**THE TASK**
Every record below should be repeated word for word, with the pictures left out.

┌────────

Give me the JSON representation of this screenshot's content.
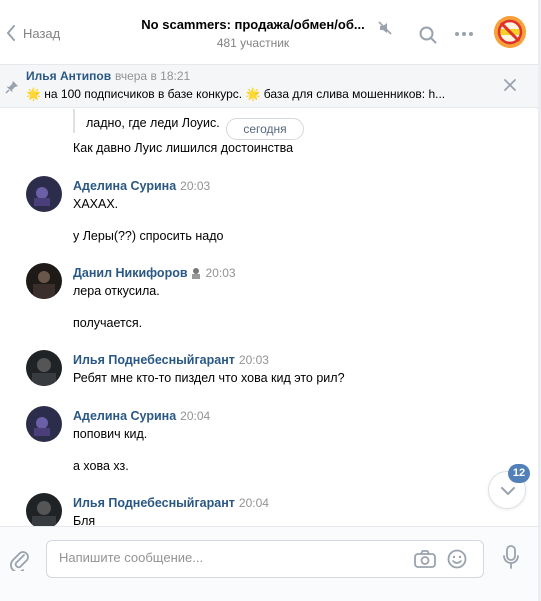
{
  "header": {
    "back_label": "Назад",
    "chat_title": "No scammers: продажа/обмен/об...",
    "members": "481 участник"
  },
  "pinned": {
    "author": "Илья Антипов",
    "time": "вчера в 18:21",
    "text": "🌟 на 100 подписчиков в базе конкурс. 🌟 база для слива мошенников: h..."
  },
  "messages": {
    "quote_text": "ладно, где леди Лоуис.",
    "date_divider": "сегодня",
    "prev_line": "Как давно Луис лишился достоинства",
    "groups": [
      {
        "author": "Аделина Сурина",
        "time": "20:03",
        "lines": [
          "ХАХАХ.",
          "у Леры(??) спросить надо"
        ]
      },
      {
        "author": "Данил Никифоров",
        "time": "20:03",
        "lines": [
          "лера откусила.",
          "получается."
        ]
      },
      {
        "author": "Илья Поднебесныйгарант",
        "time": "20:03",
        "lines": [
          "Ребят мне кто-то пиздел что хова кид это рил?"
        ]
      },
      {
        "author": "Аделина Сурина",
        "time": "20:04",
        "lines": [
          "попович кид.",
          "а хова хз."
        ]
      },
      {
        "author": "Илья Поднебесныйгарант",
        "time": "20:04",
        "lines": [
          "Бля"
        ]
      }
    ]
  },
  "scroll_badge": "12",
  "composer": {
    "placeholder": "Напишите сообщение..."
  },
  "colors": {
    "link_blue": "#2a5885",
    "badge_blue": "#5181b8",
    "muted_gray": "#828282"
  },
  "icons": [
    "back-arrow-icon",
    "mute-icon",
    "search-icon",
    "more-icon",
    "pin-icon",
    "close-icon",
    "chevron-down-icon",
    "paperclip-icon",
    "camera-icon",
    "smile-icon",
    "microphone-icon"
  ]
}
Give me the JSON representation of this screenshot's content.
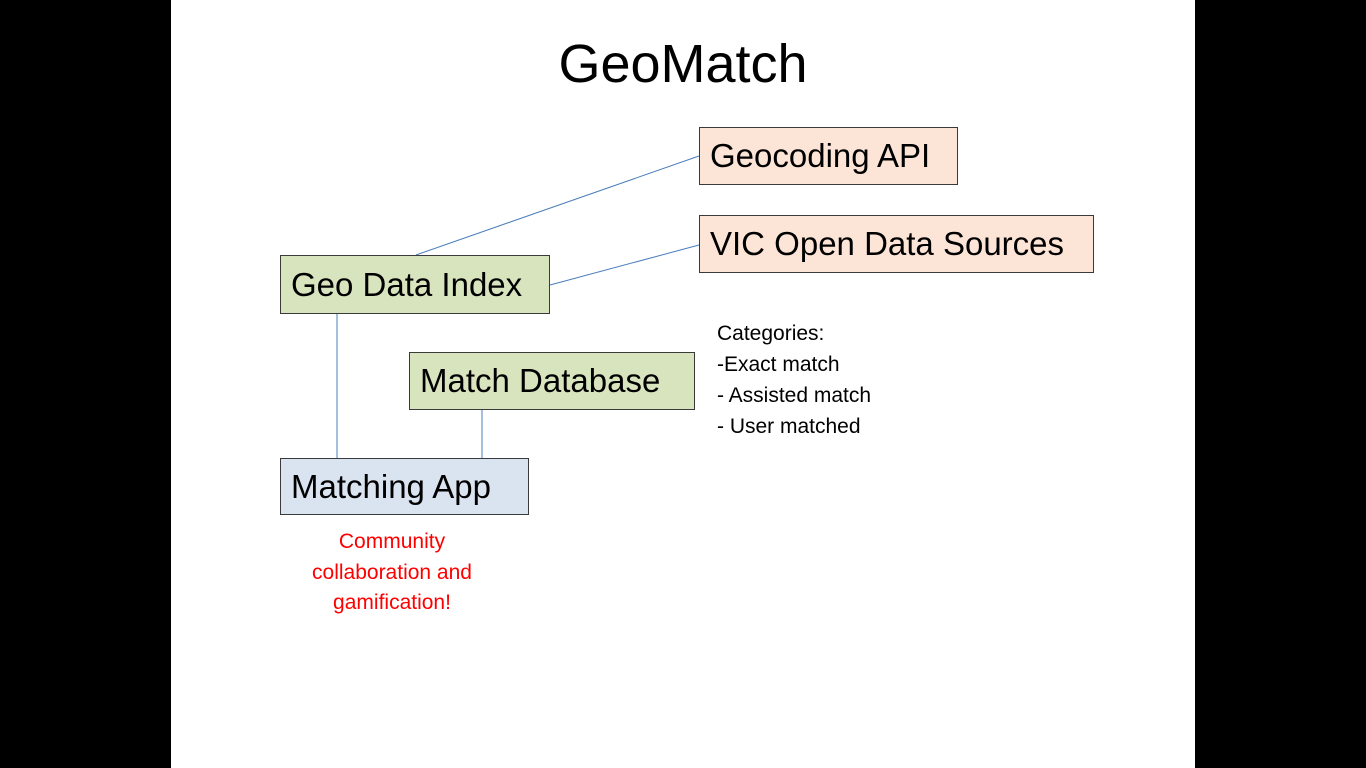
{
  "title": "GeoMatch",
  "nodes": {
    "geocoding_api": "Geocoding API",
    "vic_open_data": "VIC Open Data Sources",
    "geo_data_index": "Geo Data Index",
    "match_database": "Match Database",
    "matching_app": "Matching App"
  },
  "categories": {
    "heading": "Categories:",
    "items": [
      "-Exact match",
      "- Assisted match",
      "- User matched"
    ]
  },
  "note": {
    "lines": [
      "Community",
      "collaboration and",
      "gamification!"
    ]
  },
  "colors": {
    "green_box": "#d8e4bd",
    "peach_box": "#fce4d6",
    "blue_box": "#dae3f0",
    "connector": "#4a7ebb",
    "note_text": "#ff0000"
  }
}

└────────

**ANSWER TO THIS PROBLEM**
Give me the JSON representation of this screenshot's content.
{
  "header": {
    "back_label": "Назад",
    "chat_title": "No scammers: продажа/обмен/об...",
    "members": "481 участник"
  },
  "pinned": {
    "author": "Илья Антипов",
    "time": "вчера в 18:21",
    "text": "🌟 на 100 подписчиков в базе конкурс. 🌟 база для слива мошенников: h..."
  },
  "messages": {
    "quote_text": "ладно, где леди Лоуис.",
    "date_divider": "сегодня",
    "prev_line": "Как давно Луис лишился достоинства",
    "groups": [
      {
        "author": "Аделина Сурина",
        "time": "20:03",
        "lines": [
          "ХАХАХ.",
          "у Леры(??) спросить надо"
        ]
      },
      {
        "author": "Данил Никифоров",
        "time": "20:03",
        "lines": [
          "лера откусила.",
          "получается."
        ]
      },
      {
        "author": "Илья Поднебесныйгарант",
        "time": "20:03",
        "lines": [
          "Ребят мне кто-то пиздел что хова кид это рил?"
        ]
      },
      {
        "author": "Аделина Сурина",
        "time": "20:04",
        "lines": [
          "попович кид.",
          "а хова хз."
        ]
      },
      {
        "author": "Илья Поднебесныйгарант",
        "time": "20:04",
        "lines": [
          "Бля"
        ]
      }
    ]
  },
  "scroll_badge": "12",
  "composer": {
    "placeholder": "Напишите сообщение..."
  },
  "colors": {
    "link_blue": "#2a5885",
    "badge_blue": "#5181b8",
    "muted_gray": "#828282"
  },
  "icons": [
    "back-arrow-icon",
    "mute-icon",
    "search-icon",
    "more-icon",
    "pin-icon",
    "close-icon",
    "chevron-down-icon",
    "paperclip-icon",
    "camera-icon",
    "smile-icon",
    "microphone-icon"
  ]
}
Give me the JSON representation of this screenshot's content.
{
  "title": "GeoMatch",
  "nodes": {
    "geocoding_api": "Geocoding API",
    "vic_open_data": "VIC Open Data Sources",
    "geo_data_index": "Geo Data Index",
    "match_database": "Match Database",
    "matching_app": "Matching App"
  },
  "categories": {
    "heading": "Categories:",
    "items": [
      "-Exact match",
      "- Assisted match",
      "- User matched"
    ]
  },
  "note": {
    "lines": [
      "Community",
      "collaboration and",
      "gamification!"
    ]
  },
  "colors": {
    "green_box": "#d8e4bd",
    "peach_box": "#fce4d6",
    "blue_box": "#dae3f0",
    "connector": "#4a7ebb",
    "note_text": "#ff0000"
  }
}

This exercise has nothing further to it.